**Data supplied:**
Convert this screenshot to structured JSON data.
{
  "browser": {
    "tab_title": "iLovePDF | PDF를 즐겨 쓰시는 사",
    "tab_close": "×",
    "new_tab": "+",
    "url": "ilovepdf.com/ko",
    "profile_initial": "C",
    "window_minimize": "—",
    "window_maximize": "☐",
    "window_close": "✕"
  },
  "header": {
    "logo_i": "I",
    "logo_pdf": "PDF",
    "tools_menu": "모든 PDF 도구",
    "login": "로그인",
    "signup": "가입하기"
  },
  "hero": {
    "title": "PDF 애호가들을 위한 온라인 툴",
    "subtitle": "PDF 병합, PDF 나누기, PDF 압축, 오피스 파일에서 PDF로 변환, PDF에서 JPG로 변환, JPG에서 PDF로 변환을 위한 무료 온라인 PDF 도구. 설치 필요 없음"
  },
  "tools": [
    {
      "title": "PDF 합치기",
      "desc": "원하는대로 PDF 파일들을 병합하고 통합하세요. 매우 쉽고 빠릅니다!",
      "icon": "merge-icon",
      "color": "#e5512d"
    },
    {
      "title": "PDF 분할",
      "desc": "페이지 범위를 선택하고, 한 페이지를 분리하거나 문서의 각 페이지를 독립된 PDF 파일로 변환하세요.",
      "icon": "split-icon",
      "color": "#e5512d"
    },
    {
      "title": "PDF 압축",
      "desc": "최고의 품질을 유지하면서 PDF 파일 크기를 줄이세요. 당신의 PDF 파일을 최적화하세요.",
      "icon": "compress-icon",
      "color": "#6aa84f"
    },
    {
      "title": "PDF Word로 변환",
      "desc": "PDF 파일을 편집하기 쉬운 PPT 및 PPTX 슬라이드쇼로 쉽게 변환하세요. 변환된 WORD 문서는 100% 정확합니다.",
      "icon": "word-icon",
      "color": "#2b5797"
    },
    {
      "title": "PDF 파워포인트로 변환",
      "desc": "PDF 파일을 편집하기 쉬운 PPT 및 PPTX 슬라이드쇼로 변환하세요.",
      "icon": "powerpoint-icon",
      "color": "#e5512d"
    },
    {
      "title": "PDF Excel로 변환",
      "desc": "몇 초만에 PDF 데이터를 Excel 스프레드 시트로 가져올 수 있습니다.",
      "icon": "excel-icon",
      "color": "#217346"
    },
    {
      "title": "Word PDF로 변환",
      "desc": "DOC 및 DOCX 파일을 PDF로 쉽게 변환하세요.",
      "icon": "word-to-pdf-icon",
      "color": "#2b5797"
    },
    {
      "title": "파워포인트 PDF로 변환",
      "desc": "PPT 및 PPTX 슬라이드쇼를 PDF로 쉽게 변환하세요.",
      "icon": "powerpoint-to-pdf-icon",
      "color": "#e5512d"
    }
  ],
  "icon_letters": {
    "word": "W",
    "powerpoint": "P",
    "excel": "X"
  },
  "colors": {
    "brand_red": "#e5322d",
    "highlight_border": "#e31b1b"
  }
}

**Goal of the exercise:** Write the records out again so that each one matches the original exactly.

**Response to this exercise:**
Convert this screenshot to structured JSON data.
{
  "browser": {
    "tab_title": "iLovePDF | PDF를 즐겨 쓰시는 사",
    "tab_close": "×",
    "new_tab": "+",
    "url": "ilovepdf.com/ko",
    "profile_initial": "C",
    "window_minimize": "—",
    "window_maximize": "☐",
    "window_close": "✕"
  },
  "header": {
    "logo_i": "I",
    "logo_pdf": "PDF",
    "tools_menu": "모든 PDF 도구",
    "login": "로그인",
    "signup": "가입하기"
  },
  "hero": {
    "title": "PDF 애호가들을 위한 온라인 툴",
    "subtitle": "PDF 병합, PDF 나누기, PDF 압축, 오피스 파일에서 PDF로 변환, PDF에서 JPG로 변환, JPG에서 PDF로 변환을 위한 무료 온라인 PDF 도구. 설치 필요 없음"
  },
  "tools": [
    {
      "title": "PDF 합치기",
      "desc": "원하는대로 PDF 파일들을 병합하고 통합하세요. 매우 쉽고 빠릅니다!",
      "icon": "merge-icon",
      "color": "#e5512d"
    },
    {
      "title": "PDF 분할",
      "desc": "페이지 범위를 선택하고, 한 페이지를 분리하거나 문서의 각 페이지를 독립된 PDF 파일로 변환하세요.",
      "icon": "split-icon",
      "color": "#e5512d"
    },
    {
      "title": "PDF 압축",
      "desc": "최고의 품질을 유지하면서 PDF 파일 크기를 줄이세요. 당신의 PDF 파일을 최적화하세요.",
      "icon": "compress-icon",
      "color": "#6aa84f"
    },
    {
      "title": "PDF Word로 변환",
      "desc": "PDF 파일을 편집하기 쉬운 PPT 및 PPTX 슬라이드쇼로 쉽게 변환하세요. 변환된 WORD 문서는 100% 정확합니다.",
      "icon": "word-icon",
      "color": "#2b5797"
    },
    {
      "title": "PDF 파워포인트로 변환",
      "desc": "PDF 파일을 편집하기 쉬운 PPT 및 PPTX 슬라이드쇼로 변환하세요.",
      "icon": "powerpoint-icon",
      "color": "#e5512d"
    },
    {
      "title": "PDF Excel로 변환",
      "desc": "몇 초만에 PDF 데이터를 Excel 스프레드 시트로 가져올 수 있습니다.",
      "icon": "excel-icon",
      "color": "#217346"
    },
    {
      "title": "Word PDF로 변환",
      "desc": "DOC 및 DOCX 파일을 PDF로 쉽게 변환하세요.",
      "icon": "word-to-pdf-icon",
      "color": "#2b5797"
    },
    {
      "title": "파워포인트 PDF로 변환",
      "desc": "PPT 및 PPTX 슬라이드쇼를 PDF로 쉽게 변환하세요.",
      "icon": "powerpoint-to-pdf-icon",
      "color": "#e5512d"
    }
  ],
  "icon_letters": {
    "word": "W",
    "powerpoint": "P",
    "excel": "X"
  },
  "colors": {
    "brand_red": "#e5322d",
    "highlight_border": "#e31b1b"
  }
}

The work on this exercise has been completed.